Claim to fame: Adopted dad of Jesus. Stands by his woman while she's pregnant.
Matthew's Gospel is Joseph's time to shine. Even though his story only runs through the first two chapters of the book, we're assuming he was in there changing diapers for years afterwards. He was a real hands-on kind of dad.
Joseph comes from pretty good stock. He's a descendent of both Abraham and David (1:16), which is pretty impressive. The fact that he comes from such a long line of Jewish patriarchs seals Jesus's claims of messiah-ship.
He Is…Not the Father!
But, wait! Joseph isn't actually biologically related to Jesus. Before he lived with Mary, "she was found to be with child from the Holy Spirit," (1:18) remember? They never "knew" each other in the biblical sense (wink, wink). So, how can his lineage pass down to Jesus?
Well, it looks like Matthew is just using that genealogy to add icing to Jesus's messianic cake. His family descends from a long and proud line, so Jesus does, too. Right? Plus, Joseph took responsibility for the child and raised him as his own, so it's possible some of that good DNA rubbed off….
You know what? Just try not to think about it too hard.
Any Dream Will Do

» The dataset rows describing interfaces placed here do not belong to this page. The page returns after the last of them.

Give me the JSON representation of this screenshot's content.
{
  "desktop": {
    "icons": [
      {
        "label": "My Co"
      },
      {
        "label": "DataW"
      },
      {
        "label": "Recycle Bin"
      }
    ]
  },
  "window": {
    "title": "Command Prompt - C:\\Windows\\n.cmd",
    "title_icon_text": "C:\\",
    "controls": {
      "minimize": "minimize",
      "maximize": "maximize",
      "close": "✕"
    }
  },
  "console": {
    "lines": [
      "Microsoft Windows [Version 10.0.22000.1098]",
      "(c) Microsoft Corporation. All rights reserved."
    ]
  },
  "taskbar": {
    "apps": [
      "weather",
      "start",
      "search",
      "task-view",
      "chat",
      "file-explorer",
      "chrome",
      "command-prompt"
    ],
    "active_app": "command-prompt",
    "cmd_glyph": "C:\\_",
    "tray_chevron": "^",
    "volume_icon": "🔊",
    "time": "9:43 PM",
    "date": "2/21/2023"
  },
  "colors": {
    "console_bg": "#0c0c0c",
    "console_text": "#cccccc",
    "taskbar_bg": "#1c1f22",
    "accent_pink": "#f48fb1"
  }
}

Speaking of taking responsibility, Joseph really takes charge of the situation with Jesus. When his fiancée comes to him and says she's pregnant, Joseph doesn't want to "expose her to public disgrace" (1:19), so he does the noble thing and plans to break it all off on the down low. What Mary does with the baby is her own problem though, we suppose.
Luckily, an angel of the Lord appears to him to let him know that everything is cool. In fact, dreams and angels are Joseph's primary way of making major life decisions:
- Your wife is pregnant with an illegitimate child? God has a dream for that (1:20).
- Need to make a quick escape to Egypt? God has a dream for that (2:13).
- Thinking it might be time to come back to Israel? Yup, God has a dream for that (2:20).
God just loves popping in during people's REM cycles.
You'll generally see Joseph hanging around in artwork featuring the baby Jesus. In olden times, he was usually portrayed as an older guy with gray hair. Kind of creepy, since Mary looks like a teenage girl in those same paintings. Today, it's much more common to see a youthful, hands-on dad type Joseph. He's often got a hammer in one hand (because, as Matthew points out, he's a carpenter) and tiny baby Jesus in the other. What a multitasker. (Source.)
In the Catholic Church, Joseph is the patron saint of dads. And for some reason, there are people who think that if you bury a statue of St. Joseph upside down in your front yard, you'll be able to sell your house quickly (source). Apparently the guy was a real estate agent, too.